Royal Bank of Scotland confirmed today that it will no longer be required to sell the 307 branches that make up its Williams & Glyn network, after the Treasury stepped in to seek changes to its State Aid obligations.
Shares in the lender were up by more than five per cent at the open, and were up 6.9 per cent by mid-afternoon.
The bank was supposed to sell Williams & Glyn by the end of this year in order to meet EU State Aid requirements set after RBS received a £45bn bailout in 2008.
Santander and Clydesdale were among the bidders for Williams & Glyn, but no deals transpired. RBS said today that "none of the proposals to acquire the business received by RBS can deliver a full separation and divestment before the 31 December 2017 deadline".
The new plan envisages that RBS will deliver the following revised package of remedies, worth £750m, to promote competition in the market for banking services to small and medium enterprises:
- A fund, administered by an independent body, that eligible challenger banks can access to increase their business banking capabilities;
- Funding for eligible challenger banks to help them incentivise small and medium-sized firms to switch their accounts from RBS, paid in the form of "dowries" to eligible challenger banks;
- RBS granting business customers of eligible challenger banks access to its branch network for cash and cheque handling, to support the measures above; and
- An independent fund to invest in fintech to support the business banking of the future
The possibility of this new plan was reported over the weekend, and confirmed this morning.
"Today's proposal would provide a path to increased competition in the SME market place," said RBS boss Ross McEwan.
"If agreed it would deliver an outcome on our EC State Aid divestment obligations more quickly and with more certainty than undertaking a difficult and complex sale and would provide much-needed certainty for customers and staff."
Shore Capital analyst Gary Greenwood said removing the uncertainty around meeting the state aid obligations "seems like good news for RBS investors".
"Executing a disposal of Williams & Glyn was a key hurdle that the group needed to overcome before it could recommence paying dividends," Greenwood added.
"In addition, the group will get to retain the ongoing earnings generation of Williams & Glyn’s branch network and customers, to the extent that these are not lost as a result of the new package of measures designed to boost competition.
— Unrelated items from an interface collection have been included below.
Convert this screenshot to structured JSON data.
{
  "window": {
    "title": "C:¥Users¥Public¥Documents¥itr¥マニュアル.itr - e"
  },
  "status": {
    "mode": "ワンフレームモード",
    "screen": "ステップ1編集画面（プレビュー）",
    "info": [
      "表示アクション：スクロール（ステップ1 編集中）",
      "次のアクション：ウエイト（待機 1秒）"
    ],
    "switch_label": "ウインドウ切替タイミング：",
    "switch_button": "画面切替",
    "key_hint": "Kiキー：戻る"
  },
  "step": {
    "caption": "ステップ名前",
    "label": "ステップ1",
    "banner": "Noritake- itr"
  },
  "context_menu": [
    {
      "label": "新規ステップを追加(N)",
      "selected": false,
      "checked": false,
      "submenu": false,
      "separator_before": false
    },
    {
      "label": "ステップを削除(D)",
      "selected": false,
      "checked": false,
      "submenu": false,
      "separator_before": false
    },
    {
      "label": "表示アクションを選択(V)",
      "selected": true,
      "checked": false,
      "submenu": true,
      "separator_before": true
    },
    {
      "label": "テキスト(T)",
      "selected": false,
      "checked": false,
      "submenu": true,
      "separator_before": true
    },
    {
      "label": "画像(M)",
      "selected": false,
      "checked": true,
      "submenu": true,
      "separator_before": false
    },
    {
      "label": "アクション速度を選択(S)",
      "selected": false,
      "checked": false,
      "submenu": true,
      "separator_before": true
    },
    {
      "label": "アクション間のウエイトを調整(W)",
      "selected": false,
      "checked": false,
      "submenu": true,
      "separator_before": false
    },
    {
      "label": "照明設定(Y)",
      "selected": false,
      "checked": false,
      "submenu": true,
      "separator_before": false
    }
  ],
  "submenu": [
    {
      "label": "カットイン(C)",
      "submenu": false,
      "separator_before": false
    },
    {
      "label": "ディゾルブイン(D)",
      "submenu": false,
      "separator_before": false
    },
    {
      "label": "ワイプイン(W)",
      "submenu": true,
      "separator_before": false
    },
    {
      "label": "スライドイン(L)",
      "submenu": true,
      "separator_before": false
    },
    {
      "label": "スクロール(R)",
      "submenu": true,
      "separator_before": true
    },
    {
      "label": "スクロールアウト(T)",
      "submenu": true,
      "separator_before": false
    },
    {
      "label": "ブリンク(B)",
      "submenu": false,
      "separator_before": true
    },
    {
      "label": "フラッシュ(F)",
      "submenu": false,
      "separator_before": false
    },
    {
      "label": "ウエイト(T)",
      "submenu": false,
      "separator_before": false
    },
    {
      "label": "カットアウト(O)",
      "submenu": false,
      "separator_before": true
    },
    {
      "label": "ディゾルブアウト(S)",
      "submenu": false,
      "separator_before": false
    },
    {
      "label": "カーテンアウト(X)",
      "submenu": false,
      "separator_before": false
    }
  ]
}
"The flip side is that the group will no longer benefit from any proceeds or capital relief associated with a disposal and will also need to spend additional money (perhaps another few hundred million pounds on top of the c£1.6bn already spent trying to execute the separation) to re-absorb Williams & Glyn back into the group."